> _TO DO_:
Among the entries that follow, find every line with the word "Examples" and list it.

>>>

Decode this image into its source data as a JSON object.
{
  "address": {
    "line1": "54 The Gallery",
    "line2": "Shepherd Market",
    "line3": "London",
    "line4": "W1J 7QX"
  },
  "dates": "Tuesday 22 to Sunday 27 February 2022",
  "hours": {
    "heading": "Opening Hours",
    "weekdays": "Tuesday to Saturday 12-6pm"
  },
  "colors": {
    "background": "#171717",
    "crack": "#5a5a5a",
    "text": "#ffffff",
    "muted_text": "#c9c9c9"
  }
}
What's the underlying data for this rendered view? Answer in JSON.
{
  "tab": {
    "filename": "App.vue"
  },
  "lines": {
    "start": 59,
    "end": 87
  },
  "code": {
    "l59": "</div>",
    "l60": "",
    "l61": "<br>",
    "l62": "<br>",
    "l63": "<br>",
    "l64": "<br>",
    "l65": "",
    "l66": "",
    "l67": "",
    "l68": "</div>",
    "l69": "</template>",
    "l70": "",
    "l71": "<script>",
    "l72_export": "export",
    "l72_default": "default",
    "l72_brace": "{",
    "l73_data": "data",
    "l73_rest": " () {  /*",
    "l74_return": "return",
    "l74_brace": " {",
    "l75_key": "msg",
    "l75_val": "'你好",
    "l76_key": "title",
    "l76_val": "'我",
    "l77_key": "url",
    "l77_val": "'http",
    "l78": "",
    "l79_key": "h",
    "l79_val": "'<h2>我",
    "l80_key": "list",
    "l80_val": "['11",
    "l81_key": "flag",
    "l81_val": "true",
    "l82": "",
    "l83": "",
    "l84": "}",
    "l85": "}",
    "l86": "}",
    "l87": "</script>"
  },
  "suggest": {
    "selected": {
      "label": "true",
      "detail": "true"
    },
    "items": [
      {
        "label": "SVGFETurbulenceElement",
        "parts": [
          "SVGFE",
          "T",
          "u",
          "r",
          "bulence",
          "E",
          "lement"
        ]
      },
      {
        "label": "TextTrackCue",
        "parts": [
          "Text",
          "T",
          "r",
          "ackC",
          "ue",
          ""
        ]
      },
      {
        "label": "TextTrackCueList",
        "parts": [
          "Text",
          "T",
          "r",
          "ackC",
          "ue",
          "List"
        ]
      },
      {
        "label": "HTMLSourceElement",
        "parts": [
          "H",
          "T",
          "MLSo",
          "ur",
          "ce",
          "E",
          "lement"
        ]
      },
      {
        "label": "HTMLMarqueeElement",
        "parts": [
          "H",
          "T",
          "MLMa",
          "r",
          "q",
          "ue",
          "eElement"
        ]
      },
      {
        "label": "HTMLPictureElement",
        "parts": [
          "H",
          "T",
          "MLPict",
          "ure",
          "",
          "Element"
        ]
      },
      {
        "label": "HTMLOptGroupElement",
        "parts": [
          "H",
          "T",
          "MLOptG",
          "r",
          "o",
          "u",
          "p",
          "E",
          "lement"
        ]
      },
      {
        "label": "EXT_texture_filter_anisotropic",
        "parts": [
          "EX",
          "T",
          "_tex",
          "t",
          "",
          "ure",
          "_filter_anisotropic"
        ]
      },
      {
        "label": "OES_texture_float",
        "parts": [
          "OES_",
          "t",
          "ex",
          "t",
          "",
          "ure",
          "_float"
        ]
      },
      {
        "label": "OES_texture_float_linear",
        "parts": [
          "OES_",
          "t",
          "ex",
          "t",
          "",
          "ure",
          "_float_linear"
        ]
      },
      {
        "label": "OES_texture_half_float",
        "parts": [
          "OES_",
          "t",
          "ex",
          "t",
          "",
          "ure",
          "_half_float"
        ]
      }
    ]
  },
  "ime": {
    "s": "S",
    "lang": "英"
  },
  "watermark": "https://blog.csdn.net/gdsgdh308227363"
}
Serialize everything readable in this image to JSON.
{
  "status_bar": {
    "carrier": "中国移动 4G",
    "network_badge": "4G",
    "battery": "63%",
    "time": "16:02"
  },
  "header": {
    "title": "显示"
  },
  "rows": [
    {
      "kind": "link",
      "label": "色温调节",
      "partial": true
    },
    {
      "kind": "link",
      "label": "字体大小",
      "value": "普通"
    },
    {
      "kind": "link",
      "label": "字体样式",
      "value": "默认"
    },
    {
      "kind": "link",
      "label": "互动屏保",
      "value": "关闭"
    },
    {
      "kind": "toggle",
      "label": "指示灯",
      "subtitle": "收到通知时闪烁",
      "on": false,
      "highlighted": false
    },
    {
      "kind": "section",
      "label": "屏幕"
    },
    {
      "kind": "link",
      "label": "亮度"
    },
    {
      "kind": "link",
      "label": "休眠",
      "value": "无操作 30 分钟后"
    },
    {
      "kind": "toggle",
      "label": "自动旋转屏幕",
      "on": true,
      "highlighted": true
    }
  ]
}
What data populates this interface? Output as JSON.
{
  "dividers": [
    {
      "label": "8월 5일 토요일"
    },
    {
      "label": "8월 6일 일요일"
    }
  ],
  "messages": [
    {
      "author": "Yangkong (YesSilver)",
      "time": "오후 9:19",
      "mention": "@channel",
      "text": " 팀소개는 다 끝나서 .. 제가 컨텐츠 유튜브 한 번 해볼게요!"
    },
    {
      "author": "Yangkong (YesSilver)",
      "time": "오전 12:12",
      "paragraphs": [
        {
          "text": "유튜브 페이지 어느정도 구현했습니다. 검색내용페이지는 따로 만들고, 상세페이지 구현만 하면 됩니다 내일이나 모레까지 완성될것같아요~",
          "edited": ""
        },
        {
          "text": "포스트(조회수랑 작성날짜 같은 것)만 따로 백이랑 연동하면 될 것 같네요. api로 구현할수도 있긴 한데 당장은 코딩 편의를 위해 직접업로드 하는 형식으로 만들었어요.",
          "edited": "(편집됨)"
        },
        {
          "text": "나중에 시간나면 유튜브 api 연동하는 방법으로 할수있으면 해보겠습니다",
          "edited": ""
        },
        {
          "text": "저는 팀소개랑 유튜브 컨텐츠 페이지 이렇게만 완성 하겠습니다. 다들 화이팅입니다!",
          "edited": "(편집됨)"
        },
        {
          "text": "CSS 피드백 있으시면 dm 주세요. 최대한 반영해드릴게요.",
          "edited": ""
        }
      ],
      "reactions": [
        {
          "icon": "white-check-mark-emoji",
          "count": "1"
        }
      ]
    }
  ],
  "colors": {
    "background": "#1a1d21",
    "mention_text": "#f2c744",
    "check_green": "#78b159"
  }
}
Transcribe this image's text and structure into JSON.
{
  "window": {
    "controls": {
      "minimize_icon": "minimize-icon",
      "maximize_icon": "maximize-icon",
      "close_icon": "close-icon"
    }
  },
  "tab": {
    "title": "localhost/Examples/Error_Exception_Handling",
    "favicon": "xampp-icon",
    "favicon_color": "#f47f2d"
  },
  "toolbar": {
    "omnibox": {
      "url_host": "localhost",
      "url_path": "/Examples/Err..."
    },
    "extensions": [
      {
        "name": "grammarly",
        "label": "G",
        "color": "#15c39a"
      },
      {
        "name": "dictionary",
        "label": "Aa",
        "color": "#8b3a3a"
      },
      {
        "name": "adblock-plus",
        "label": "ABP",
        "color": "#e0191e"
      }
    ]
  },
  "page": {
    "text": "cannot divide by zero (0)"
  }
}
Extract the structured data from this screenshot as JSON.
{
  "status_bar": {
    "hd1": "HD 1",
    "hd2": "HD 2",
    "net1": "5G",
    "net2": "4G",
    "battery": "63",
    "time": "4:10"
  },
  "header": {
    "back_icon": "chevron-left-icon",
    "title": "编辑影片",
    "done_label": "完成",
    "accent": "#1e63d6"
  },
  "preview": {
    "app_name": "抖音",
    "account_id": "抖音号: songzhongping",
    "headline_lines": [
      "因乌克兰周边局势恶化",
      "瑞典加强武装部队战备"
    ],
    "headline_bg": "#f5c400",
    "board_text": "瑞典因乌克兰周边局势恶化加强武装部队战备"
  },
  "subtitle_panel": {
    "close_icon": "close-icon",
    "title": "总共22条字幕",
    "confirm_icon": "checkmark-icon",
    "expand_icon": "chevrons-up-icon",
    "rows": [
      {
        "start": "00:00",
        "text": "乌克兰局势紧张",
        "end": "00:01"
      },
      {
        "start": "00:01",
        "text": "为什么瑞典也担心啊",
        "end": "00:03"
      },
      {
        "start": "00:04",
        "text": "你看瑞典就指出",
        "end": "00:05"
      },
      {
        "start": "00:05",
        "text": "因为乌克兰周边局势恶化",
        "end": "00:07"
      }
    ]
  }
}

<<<

> _COMPLETED TASK_:
    "title": "localhost/Examples/Error_Exception_Handling",
      "url_path": "/Examples/Err..."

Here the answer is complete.